All of this implies that environment may play a critical role in the behavior of viruses, which tracks with people’s experience of certain viruses in winter. Most people are familiar with the wintertime increase in certain seasonal viruses, such as influenza, HCoV, and RSV. Cold temperatures and HVAC systems tend to produce extremely low relative humidity in people’s homes, which may be responsible for creating an environment where viruses spread.

Dry air also affects the body’s respiratory tissues, such as the lungs and esophagus, where viruses attach and replicate. Low air humidity causes those tissues to be drier, removing the moisture and surface flexibility that helps cilia clear intruders and protect the underlying tissue from infection.

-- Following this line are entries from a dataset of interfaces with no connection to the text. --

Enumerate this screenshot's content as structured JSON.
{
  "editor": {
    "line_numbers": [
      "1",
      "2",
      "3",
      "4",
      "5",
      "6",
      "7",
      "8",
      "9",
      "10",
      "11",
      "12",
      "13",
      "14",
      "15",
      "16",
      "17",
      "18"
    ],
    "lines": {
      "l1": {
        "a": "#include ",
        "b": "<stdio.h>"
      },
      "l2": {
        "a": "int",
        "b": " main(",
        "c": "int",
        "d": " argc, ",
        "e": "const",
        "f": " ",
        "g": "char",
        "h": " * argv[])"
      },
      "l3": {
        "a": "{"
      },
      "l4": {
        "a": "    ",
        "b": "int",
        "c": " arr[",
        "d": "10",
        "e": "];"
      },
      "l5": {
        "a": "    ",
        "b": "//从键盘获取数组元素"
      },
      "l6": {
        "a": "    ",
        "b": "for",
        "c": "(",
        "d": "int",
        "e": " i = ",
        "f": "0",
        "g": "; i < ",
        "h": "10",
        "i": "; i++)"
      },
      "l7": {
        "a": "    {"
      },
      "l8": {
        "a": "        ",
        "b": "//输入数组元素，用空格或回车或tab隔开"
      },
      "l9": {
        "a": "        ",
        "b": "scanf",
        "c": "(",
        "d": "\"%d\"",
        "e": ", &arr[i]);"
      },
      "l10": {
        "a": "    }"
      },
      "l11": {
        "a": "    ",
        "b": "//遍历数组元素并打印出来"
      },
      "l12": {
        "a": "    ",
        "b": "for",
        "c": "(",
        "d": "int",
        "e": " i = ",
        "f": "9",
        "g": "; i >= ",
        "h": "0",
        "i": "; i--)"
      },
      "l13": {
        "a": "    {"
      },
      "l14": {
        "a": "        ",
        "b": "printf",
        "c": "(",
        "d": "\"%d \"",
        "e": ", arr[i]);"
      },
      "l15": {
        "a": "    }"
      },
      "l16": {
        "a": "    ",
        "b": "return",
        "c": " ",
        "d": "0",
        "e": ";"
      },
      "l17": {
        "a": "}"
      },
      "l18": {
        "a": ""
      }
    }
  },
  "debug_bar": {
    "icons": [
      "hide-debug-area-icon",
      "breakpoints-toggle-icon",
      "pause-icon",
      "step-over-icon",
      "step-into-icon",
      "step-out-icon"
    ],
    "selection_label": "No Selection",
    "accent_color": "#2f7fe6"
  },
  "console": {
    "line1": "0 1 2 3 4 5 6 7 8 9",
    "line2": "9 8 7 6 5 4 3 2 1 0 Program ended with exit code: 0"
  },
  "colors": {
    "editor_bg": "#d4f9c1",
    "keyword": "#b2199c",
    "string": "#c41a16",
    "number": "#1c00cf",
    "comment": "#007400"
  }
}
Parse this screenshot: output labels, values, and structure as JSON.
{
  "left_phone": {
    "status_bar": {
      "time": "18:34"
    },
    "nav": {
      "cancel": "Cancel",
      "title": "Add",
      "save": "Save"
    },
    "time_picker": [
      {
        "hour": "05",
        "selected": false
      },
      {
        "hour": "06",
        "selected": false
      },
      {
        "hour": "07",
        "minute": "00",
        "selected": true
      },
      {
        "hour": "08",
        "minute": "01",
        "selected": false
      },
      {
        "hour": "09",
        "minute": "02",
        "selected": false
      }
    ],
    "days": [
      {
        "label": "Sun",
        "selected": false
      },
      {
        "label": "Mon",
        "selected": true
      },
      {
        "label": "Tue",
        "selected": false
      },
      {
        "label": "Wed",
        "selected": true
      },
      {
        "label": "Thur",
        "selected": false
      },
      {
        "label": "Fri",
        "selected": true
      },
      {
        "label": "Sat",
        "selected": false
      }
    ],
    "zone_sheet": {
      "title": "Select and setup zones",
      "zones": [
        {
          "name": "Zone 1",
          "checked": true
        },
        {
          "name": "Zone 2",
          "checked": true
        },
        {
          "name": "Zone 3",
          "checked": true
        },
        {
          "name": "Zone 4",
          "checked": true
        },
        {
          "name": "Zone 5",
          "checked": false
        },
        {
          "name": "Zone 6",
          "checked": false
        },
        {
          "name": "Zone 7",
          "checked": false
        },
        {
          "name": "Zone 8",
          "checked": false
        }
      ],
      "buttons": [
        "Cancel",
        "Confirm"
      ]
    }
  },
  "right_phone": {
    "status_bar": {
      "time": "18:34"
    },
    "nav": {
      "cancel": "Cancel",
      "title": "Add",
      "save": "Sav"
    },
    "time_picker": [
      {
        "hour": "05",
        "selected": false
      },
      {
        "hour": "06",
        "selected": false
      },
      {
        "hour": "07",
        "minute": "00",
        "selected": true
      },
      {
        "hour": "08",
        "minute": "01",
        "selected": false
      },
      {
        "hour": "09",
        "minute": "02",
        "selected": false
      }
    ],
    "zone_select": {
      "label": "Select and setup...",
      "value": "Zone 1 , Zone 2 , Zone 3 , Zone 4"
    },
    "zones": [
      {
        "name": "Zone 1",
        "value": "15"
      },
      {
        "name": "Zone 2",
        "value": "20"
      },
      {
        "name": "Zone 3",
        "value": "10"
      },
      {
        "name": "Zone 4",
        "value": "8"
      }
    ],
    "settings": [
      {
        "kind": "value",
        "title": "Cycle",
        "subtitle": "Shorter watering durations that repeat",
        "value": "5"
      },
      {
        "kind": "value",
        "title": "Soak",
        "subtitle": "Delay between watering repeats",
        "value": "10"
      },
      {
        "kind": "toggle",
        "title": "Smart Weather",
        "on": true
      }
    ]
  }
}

A Hopeful Future: How IoT May Help Fight COVID-19

So what does this mean for the IoT today? In short, not very much yet: it’ll be necessary for multiple studies to demonstrate repeatability and viability of these ideas, and only with subsequent confirmation will a fuller picture emerge. The scientific community is very far from a complete understanding of the best approach for fighting COVID-19.

It’s not fully clear what strategies will prove the most effective, but if controlling humidity and temperature prove to be effective strategies, the IoT can provide easily-deployed smart solutions that will improve public safety.  

Monitoring small and large facilities for humidity with a deployment of wireless sensors is an easy way to gain actionable intelligence with minimal setup. Our RS1xx wireless temperature and humidity sensors are easy to install, run on two AA batteries, and are easily configurable by smartphone. Several sensors can all connect via one central gateway anywhere over LoRaWAN up to 10 miles away, and that temperature and humidity data can be logged in the cloud, tied to alerts and actions, and can be logged for long-term reports on change over time.

It’s easy to deploy multiple sensors and connect them all up to the cloud via our RG1xx LoRaWAN gateways. Our RG186 and RG191 gateways provide a route for LoRaWAN data up to the cloud via Wi-Fi and ethernet. Also available with IP67-rated outdoor housing, the RG1xx provides a reliable, easy-to-use gateway for your critical sensor data.

The future of the battle against COVID-19 is not clear. More is yet to be learned about what strategies and tools can be used to decrease the virus’ spread. But around-the-clock automated IoT solutions are sure to play a significant role in that fight, enabling safer living and work spaces, helping track infection and limit exposure.

For more on our IoT devices and gateways, visit our IoT Devices page.